Lexington (Kentucky) Herald, June 25, 1920, page 4:


Aviators  Dance  to  Notes  of  Long  Distance  Music
(Letter  of  Army  Air  Services.)
    The personnel at the Aviation Repair Depot at Indianapolis were treated to a surprise by the commanding officer at a dance, to which relatives and friends of the soldiers were invited. They were thoroughly enjoying themselves dancing to the music of a modern jazz band, when suddenly the band ceased playing in the middle of a two-step, and in its place music from another jazz band floated through the air from a graphophone. This created somewhat of a sensation and everyone stopped to investigate, but could not find the graphophone anywhere. However, one of the enlisted men found a large Magnavox amplifier concealed in the upper part of the hall. The graphophone was located in a building over 500 yards from the dance hall. A waltz was next played and every note was as distinct as if it had been played in the room where the dance was being held. The expression on the faces of the guests illustrated that they were clearly mystified, but nevertheless thoroughly enjoyed themselves with the wireless music.
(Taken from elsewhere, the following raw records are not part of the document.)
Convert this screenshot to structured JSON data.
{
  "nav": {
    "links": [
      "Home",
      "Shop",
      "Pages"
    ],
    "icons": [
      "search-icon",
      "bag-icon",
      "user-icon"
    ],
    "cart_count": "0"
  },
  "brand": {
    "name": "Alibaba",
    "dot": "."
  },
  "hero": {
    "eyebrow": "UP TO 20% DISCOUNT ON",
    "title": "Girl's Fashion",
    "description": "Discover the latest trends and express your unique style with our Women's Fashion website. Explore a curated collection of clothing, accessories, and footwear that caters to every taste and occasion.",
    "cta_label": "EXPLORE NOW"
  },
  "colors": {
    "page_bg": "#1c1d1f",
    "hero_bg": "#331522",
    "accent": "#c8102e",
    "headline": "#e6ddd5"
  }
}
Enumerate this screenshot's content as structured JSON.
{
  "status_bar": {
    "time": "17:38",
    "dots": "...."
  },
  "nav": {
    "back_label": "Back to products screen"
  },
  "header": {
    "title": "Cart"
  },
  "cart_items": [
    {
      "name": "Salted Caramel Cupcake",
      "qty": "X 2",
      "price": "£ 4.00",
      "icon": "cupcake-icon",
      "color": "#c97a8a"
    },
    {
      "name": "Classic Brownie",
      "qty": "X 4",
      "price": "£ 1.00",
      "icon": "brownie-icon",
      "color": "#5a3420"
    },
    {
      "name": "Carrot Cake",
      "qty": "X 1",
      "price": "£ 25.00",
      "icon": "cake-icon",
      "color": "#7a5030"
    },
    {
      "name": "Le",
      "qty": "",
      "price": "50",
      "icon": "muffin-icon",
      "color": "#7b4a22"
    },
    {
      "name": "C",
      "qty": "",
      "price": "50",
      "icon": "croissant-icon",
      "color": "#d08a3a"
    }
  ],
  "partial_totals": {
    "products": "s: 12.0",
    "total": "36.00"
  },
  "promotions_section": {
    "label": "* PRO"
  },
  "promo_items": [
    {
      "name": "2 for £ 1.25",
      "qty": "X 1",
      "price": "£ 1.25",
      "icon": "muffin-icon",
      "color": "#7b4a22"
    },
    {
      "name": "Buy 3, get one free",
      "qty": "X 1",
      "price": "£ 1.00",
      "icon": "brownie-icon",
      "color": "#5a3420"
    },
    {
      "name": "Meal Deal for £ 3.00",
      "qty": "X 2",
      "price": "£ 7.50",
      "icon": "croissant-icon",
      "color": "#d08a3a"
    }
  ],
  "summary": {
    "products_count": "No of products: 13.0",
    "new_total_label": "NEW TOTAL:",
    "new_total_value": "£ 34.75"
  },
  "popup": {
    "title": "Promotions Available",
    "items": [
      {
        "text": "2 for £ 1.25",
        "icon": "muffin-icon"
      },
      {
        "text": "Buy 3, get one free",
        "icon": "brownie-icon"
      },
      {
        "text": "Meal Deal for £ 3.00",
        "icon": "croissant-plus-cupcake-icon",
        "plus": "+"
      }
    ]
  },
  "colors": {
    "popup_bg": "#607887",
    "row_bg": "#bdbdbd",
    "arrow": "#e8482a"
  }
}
    The commanding officer carried this experiment a little further the following day. A Victrola was connected to the wireless telephone and a concert was given for the benefit of amateur and professional radio stations surrounding Indianapolis for a distance of 400 miles. Numerous reports have been received from amateur and also professional stations that music was very distinct. So successful have these experiments been that recruiting parties are being sent out equipped with wireless apparatus, and concerts were given from the main stations and also exhibitions of wireless communication with aeroplanes in the air. The most difficult problem is to convince the average person that aeroplanes in flight can be communicated with from the ground.